These are reviews originally posted to Amazon as customer reviews. They're intended for entertainment and informational purposes only. (Apologies for any typos, bad grammar, or offensive language.) This isn't sponsored by Amazon or represent them in any way, although they do have a very nice site and I recommend checking it out for your next book purchase. Feel free to comment on the books if you've read them or tell me how much my reviews suck or whatever.
That is all.

Wednesday, July 25, 2007

Cities of the Plain

Cities of the Plain
by Cormac McCarthy

If I'd known this was the third in a trilogy I never would have read it, not having read the other two. Might have been nice of the publisher to have put that somewhere on the cover--front or back--so people who are just browsing the shelves (like me) might have some idea what we're getting into. Just a suggestion.

Anyway, I suppose McCarthy's writing is fine if you enjoy the Hemingway style, which I don't. I'm not sure what's so beautiful about sentences that go "He shaved and showered and toweled off and got dressed." Seems kind of ugly actually. Reminds me of the stories I wrote in junior high. But he has a Pulitzer and a National Book Award and I don't. Take that!

So the conclusion to this supposed trilogy no one bothered to tell me was a trilogy is basically a Western-style "Romeo & Juliet" or "West Side Story" where two kids from opposing sides fall in love. In this case John Grady Cole is a cowboy on a small New Mexico ranch in 1952 and the girl is a 16-year-old Mexican whore. If you know anything about "Romeo & Juliet" you know how this is going to turn out.

A few of the author's style choices left me more than a little confused. Let's go down the list:

  1. McCarthy doesn't use quotation marks so sometimes it's hard to know when someone is talking and when McCarthy is narrating.
  2. McCarthy is adverse to using proper names so you end up with confusing pronoun use like: "After Oren had gone he sat over his coffee for a long time." Who's "he?" Oren was the last guy referred to but it doesn't make any sense if he left the room to be sitting over his coffee. This is especially a problem when the author starts out a new section or chapter with "He" and then we have to wait a few sentences to figure out the "He" in question.
  3. Most aggravating of all is that the girl speaks only Spanish and McCarthy puts her lines IN Spanish. So tough luck if you don't know any Spanish. I wasn't too bad off since I took a few Spanish classes in high school, but some terms still threw me--and I didn't have a Spanish-English dictionary handy. If this were a movie we'd have the benefit of subtitles but in a novel we have to try and interpret the gist of it from the character's actions, sort of like playing charades.
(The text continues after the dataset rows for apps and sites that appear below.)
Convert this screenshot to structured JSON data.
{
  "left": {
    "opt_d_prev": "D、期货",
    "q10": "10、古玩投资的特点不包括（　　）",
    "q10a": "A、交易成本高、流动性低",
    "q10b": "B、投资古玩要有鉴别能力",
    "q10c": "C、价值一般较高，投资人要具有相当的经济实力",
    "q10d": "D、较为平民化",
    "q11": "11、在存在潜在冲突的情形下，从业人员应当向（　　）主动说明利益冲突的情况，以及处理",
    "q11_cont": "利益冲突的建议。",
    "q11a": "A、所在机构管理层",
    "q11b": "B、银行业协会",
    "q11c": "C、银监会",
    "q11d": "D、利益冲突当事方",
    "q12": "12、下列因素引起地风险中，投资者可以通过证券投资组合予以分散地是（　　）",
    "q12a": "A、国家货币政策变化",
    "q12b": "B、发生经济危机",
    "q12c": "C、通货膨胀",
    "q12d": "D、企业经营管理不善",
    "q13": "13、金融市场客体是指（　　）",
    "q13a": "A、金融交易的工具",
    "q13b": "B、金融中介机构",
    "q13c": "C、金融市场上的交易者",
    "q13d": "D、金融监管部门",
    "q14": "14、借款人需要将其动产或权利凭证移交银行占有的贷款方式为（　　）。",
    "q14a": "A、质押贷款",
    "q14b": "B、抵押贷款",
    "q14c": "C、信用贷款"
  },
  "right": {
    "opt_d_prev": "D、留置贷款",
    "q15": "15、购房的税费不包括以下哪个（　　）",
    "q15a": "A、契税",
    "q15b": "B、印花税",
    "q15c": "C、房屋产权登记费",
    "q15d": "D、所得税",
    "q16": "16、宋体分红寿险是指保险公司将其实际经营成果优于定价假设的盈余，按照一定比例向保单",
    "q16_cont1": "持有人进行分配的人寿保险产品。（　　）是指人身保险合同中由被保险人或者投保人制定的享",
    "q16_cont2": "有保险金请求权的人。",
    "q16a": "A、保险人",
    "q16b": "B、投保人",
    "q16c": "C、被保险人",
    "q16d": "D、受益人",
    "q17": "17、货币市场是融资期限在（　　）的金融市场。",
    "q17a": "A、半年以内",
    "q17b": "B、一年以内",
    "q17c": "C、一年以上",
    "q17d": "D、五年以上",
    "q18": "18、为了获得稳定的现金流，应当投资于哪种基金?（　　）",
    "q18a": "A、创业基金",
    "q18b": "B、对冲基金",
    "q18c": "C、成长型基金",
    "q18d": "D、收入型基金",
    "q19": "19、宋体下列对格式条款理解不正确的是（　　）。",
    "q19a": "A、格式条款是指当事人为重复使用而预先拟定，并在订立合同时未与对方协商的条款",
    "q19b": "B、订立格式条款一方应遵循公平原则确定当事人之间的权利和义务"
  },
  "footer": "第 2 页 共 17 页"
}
I suppose that would have been fine for the unimportant characters, but a character central to the plot I sort of like to know what she's saying. Imagine if you were reading "Romeo & Juliet" and Juliet made all those romantic speeches to Romeo in Klingon? It just wouldn't have quite the same impact.

Another thing that bothered me is the characters are all so opaque. We never get inside their heads, so it's almost like a movie or TV show. The advantage of novels versus those mediums is that in a novel you can get inside the minds of the characters to see what makes them tick. Maybe since this was the conclusion of a trilogy the author figured he'd covered all that background already. But really I might as well have just popped in a DVD of "Unforgiven" or "Open Range" or something like that.

It's not all bad, though. Though I really can't substantiate it McCarthy seems to have a good eye for the period details. And there's some nice rapport between the cowboys that makes for good dialog. So at least it's not a boring read, except for the 30-page epilogue 50 years in the future that's mostly some old unnamed guy rambling on about dreams. I'm not sure what the point of that was.

Anyway, I suppose if you've read the other books in this supposed trilogy you'd be a lot better off than me.

That is all.

No comments: